“At the root of all of this is a lack of self-worth and self-respect and she showed me you are so worthy of love and, you know, it didn’t matter who you are or what you’re doing,” Sharma says.
It would be another two years before Sharma achieved sobriety, in September 2012. She went on to get a master’s degree in public administration and became a voice for northern Indigenous communities as a policy analyst with the Province of Manitoba.
So insistent on improving access to affordable, healthy food in the North—home to disproportionately high rates of type 2 diabetes—Sharma got her pilot’s licence three years ago and flew goods herself. Earlier this year, the 35-year-old moved to Ottawa, to take a post with the Canadian Institutes of Health Research, where she’s leading the development of a national equity, diversity and inclusion strategy. She’s also a vocal advocate for mental health and eliminating stigma around addiction, as one of the faces for Bell Canada’s “Let’s Talk” campaign.
“I was at my worst. It didn’t matter; Marlene was still there and still supportive. I’ll never forget her.”
Serendipity finds a way
Meghan Montgomery says she sometimes thinks about what wouldn’t have been.

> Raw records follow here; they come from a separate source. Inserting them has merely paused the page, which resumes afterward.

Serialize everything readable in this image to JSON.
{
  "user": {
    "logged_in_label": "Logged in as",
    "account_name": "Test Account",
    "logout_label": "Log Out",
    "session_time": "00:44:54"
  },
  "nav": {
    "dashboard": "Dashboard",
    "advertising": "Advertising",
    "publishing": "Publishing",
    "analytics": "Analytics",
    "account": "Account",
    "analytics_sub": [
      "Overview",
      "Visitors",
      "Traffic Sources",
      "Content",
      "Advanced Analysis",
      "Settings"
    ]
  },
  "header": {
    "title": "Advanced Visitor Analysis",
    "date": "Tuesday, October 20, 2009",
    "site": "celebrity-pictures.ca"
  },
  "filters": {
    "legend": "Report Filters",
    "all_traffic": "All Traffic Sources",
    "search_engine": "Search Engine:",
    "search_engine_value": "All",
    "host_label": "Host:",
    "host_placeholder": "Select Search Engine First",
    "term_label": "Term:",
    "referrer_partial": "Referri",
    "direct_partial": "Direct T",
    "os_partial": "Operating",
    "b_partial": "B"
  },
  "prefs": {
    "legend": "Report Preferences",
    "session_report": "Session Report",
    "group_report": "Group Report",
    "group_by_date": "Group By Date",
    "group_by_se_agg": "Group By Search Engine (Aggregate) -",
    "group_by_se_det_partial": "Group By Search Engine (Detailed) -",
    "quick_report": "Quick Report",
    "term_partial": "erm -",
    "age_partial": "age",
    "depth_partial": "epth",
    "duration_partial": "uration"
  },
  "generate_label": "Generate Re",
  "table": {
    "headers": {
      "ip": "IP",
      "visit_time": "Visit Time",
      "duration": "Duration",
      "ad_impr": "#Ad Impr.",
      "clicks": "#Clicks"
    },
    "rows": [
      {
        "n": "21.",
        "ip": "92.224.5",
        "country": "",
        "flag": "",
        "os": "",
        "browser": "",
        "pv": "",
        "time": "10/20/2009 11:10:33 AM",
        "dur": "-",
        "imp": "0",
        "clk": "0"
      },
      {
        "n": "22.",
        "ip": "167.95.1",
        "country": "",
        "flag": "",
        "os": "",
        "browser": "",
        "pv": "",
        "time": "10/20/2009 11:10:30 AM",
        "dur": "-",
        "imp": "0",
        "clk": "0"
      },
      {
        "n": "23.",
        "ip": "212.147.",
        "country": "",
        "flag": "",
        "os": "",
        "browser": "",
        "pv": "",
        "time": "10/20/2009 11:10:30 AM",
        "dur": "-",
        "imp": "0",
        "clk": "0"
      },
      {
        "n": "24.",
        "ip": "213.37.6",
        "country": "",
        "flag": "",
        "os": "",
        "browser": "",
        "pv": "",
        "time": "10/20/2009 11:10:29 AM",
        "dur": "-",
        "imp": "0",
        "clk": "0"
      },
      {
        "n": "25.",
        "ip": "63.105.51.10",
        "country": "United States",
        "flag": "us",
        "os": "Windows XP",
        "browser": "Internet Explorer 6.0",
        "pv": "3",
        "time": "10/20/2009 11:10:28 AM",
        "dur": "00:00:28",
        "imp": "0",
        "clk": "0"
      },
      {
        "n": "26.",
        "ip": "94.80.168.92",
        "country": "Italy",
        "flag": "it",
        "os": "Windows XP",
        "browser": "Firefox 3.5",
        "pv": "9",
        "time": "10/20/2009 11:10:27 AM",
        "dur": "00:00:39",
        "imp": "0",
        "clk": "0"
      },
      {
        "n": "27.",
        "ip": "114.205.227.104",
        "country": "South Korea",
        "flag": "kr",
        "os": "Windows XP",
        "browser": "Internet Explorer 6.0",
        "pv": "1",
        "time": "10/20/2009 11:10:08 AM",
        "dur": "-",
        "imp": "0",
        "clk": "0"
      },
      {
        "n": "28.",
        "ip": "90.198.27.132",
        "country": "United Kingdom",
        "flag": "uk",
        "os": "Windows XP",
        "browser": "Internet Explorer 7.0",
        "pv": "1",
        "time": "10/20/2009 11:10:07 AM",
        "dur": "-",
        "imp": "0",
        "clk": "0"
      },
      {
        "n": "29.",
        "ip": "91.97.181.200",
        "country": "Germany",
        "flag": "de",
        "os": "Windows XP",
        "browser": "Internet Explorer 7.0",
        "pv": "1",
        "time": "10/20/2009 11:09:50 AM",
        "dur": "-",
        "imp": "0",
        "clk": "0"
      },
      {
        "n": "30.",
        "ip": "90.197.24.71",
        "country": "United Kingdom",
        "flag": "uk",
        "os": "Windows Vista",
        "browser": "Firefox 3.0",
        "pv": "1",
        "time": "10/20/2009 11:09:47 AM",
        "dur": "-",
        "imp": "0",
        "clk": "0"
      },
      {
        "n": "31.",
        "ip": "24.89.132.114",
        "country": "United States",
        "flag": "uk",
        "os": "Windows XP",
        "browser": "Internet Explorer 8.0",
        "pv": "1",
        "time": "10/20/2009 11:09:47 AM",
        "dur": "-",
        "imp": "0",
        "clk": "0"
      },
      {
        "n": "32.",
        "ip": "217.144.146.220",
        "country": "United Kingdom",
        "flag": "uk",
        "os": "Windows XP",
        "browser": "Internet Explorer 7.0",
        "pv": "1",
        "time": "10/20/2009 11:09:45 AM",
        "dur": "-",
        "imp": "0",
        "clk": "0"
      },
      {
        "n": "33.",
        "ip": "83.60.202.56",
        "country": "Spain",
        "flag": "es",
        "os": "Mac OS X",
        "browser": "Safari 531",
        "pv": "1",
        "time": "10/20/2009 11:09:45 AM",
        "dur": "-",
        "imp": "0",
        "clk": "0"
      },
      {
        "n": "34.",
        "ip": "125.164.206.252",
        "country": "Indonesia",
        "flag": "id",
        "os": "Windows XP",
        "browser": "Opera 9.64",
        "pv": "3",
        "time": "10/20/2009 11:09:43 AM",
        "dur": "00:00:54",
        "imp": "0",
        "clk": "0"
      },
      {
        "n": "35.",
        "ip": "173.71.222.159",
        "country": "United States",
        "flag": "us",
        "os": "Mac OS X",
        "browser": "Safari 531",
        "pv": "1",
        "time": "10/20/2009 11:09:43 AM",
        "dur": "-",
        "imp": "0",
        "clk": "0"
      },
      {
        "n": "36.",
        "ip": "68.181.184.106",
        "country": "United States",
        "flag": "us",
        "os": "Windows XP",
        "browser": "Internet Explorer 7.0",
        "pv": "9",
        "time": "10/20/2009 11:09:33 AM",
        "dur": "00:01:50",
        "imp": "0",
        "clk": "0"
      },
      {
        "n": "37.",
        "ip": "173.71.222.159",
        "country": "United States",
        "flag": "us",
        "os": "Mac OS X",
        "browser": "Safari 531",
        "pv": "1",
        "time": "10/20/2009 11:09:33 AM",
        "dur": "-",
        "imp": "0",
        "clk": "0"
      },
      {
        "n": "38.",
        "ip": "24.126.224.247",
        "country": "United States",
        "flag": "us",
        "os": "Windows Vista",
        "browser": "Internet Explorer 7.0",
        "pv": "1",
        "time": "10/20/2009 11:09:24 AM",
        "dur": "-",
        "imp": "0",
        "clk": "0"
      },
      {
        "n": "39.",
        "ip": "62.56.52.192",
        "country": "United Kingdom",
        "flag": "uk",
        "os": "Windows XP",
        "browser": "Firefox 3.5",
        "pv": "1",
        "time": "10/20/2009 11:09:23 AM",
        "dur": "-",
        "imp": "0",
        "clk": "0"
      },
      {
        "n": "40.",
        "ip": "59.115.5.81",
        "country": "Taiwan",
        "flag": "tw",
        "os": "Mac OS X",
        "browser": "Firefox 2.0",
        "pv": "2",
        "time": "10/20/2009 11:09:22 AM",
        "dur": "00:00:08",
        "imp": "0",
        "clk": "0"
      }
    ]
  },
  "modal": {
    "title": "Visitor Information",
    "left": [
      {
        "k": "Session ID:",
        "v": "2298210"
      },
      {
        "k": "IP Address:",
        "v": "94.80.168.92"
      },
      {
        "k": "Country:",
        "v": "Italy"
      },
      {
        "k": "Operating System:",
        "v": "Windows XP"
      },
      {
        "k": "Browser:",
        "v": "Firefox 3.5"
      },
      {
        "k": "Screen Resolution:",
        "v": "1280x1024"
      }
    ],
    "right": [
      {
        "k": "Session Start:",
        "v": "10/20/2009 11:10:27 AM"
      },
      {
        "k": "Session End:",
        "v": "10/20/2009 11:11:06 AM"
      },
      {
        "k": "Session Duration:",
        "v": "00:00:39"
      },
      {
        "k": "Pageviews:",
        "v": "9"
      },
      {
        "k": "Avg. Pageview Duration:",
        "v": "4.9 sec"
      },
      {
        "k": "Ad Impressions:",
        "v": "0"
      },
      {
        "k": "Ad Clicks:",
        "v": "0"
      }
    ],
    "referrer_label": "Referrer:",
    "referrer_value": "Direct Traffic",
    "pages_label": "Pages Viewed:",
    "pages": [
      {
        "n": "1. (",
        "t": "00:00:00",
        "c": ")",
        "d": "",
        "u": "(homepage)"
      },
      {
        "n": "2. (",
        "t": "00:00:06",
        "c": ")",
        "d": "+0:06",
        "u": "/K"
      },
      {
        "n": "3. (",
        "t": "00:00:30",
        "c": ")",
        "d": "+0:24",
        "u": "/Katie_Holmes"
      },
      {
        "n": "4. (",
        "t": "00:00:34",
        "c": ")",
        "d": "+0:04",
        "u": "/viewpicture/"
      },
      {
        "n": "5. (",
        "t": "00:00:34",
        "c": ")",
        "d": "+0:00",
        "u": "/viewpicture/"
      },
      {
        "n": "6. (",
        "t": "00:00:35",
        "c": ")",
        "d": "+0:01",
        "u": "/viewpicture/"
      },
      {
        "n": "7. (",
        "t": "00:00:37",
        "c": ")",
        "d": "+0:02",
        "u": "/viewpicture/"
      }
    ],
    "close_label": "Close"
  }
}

What if she hadn’t walked by that banana-yellow, two-person rowboat sitting on the lawn outside the Buller Building on her way to class. What if she hadn’t been wearing the UBC sweatshirt her cousin had given her.
What if the two volunteers from the Winnipeg Rowing Club hadn’t called her over.
“They said, ‘Oh, you’re tall and you’re from the west coast, you should come and row,” recalls six-foot-one Montgomery [BA/05, BEd/07], who was born and raised in Manitoba. “I took a flyer and went to an information session—and the rest is history.”
Montgomery went on to become an elite rower, securing a world championship and competing in three Paralympics, with a bronze medal win in Rio in 2016.
Born with a malformed right hand, she wasn’t sure rowing was even possible for her—she actually wanted to be told she couldn’t do it.
“There was part of me that wanted to go in and see if I could prove myself and other people wrong and give it a try but instead I found really amazing people at the rowing club, and they just supported me and helped me find a way to make it happen.”
She used a hand strap attached to the oar. Teammates would affectionately call her “Megatron,” riffing of the device’s similarity to the transformer toy.
In the early days, Montgomery would row with fellow UM students, gliding along Winnipeg’s rivers, intrigued by this new vantage point of the city. She grew to love the precise unison required to be competitive on the world stage in the coxed four event.
This intense sport can feel meditative, Montgomery says. When you achieve perfect synchronicity, the boat planes and you feel it lighten and lift.
“It just feels heavy if it’s off.”
Lessons learned in rowing have also made her a better teacher, she says. Montgomery works with students with learning disabilities in Shawnigan Lake, a small community north of Victoria, B.C., which she now calls home. Although retired from competing, she still coaches the sport she never considered pursuing until that autumn day at her alma mater.
“I often picture that spot on campus—it’s a special spot for me.”